Black tax collectors become empowered


As part of Black History Month, BME women from HM Revenue and Customs (HMRC) organised a one-day seminar called “Black Innovation and Inspiration.”

There was an array of speakers, including Stephen Banyard (HMRC Director General Personal Tax and Gender Champion), Dr Vivienne Connell-Hall (HMRC Race Coordinator), and Cliff Johnrose from the Ministry of Justice Department.

Some surprising figures from HM Revenue & Customs reveal the truth about the efforts that the HMRC puts forth towards racial integration. Dave Hartnett, the HMRC Permanent Secretary for Tax as well as Race Champion, confessed that out of the graduate applicants to HMRC, 40 percent came from BME backgrounds, and none received a job.

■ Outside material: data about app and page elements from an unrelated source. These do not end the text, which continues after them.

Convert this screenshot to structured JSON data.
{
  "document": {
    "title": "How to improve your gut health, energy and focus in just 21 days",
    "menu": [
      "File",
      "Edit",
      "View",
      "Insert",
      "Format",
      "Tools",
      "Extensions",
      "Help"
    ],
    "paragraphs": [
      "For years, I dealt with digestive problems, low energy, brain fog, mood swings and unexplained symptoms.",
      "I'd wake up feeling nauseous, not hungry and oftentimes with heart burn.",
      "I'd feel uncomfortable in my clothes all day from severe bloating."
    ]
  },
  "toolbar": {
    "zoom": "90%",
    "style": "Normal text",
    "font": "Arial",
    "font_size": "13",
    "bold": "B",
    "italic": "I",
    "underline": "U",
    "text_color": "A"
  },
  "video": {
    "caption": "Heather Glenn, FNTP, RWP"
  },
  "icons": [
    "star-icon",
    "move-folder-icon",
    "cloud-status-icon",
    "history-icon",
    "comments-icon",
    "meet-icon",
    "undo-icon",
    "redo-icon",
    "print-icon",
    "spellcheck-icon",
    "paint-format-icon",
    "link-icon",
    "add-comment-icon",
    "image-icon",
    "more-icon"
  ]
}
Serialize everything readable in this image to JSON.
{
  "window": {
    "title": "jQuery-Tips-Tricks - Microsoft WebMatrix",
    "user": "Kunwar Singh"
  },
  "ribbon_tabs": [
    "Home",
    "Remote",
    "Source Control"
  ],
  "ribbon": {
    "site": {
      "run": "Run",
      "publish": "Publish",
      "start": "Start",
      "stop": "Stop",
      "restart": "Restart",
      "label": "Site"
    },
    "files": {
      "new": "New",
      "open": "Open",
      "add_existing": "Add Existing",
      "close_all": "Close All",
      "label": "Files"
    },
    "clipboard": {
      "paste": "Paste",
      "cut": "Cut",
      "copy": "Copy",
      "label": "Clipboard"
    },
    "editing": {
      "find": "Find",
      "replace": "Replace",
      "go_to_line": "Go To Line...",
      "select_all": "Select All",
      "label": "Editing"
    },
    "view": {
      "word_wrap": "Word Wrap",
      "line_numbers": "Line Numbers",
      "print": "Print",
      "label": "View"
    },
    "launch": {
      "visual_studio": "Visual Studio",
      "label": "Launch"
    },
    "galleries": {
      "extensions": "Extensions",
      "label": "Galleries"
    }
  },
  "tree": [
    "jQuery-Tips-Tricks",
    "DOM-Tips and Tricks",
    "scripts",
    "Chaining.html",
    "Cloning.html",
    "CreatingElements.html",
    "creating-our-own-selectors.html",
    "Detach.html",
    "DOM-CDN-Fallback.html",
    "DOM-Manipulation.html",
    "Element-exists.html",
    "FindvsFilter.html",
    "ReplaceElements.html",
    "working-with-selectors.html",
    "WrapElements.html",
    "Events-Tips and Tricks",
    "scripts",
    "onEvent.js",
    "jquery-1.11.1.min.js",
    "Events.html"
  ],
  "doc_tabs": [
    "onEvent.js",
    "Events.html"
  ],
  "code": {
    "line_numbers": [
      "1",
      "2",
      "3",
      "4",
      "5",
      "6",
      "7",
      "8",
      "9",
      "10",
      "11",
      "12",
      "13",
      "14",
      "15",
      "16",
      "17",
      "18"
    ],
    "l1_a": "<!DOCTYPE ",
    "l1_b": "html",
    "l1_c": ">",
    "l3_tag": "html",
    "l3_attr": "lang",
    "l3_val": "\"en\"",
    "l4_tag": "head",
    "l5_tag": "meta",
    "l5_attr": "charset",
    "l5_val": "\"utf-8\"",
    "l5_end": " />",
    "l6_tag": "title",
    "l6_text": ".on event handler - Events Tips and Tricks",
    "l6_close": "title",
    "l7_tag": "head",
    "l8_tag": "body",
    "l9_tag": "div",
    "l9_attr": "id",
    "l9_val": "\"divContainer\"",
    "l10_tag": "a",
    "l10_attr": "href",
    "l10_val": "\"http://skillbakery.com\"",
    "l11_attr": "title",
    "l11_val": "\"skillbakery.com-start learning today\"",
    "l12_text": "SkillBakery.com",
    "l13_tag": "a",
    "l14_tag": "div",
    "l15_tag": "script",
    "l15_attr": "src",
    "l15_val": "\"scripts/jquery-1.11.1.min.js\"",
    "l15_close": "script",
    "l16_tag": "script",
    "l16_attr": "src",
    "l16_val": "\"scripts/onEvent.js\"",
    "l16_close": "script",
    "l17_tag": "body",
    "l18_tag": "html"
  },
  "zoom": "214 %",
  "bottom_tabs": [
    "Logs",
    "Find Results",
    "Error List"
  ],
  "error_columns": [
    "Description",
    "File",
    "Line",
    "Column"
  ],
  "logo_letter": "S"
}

Hartnett also conceded at yesterday's meeting “I have to confess I don’t often think about how the policy will affect specifically white people and black people,” when considering reforms. Instead, Hartnett admitted to thinking more about the divide between rich and poor in British society rather than race issues.

Hartnett also described his experiences in South Africa as “full of love” as a response to “extraordinary culture” and “extraordinary people,” recognising the hard work of Black leaders in ending apartheid and overcoming racism. But the job figures indicate that perhaps Hartnett should do more to further racial equality in his own career and country.

In the keynote speech, OBV director Simon Woolley implored the audience to rely more on themselves for development and progression than their Race Champion. In a hard-hitting speech, he said,

We’re not relying on Dave (Hartnett) anymore. We’re relying on ourselves from now on

Continuing in this strident tone, he argued that they, the audience,

need to demand more

Woolley urged all delegates to volunteer for a public post; magistrate, school governor, councillor or community activist. Organizer Lynda Solomon-Thomas promised to send a list to the offices of OBV.

Other speakers included Robin Landman OBE, the Chief Executive of the Network for Black Professionals, who spoke about networking and urged the delegates to work better together and “be rock solid in every respect,” and John Burey, a member of the Black Asian Minority Ethnic Men’s Network.

Concluding the event, Ifeoma Obienu of the BAME Women’s Network stressed the power of individuals in fighting racial injustice.

You are a person! We all have something to give. We are not a small fish!

Oksana Trofimenko and Danny Mucinskas (OBV Interns)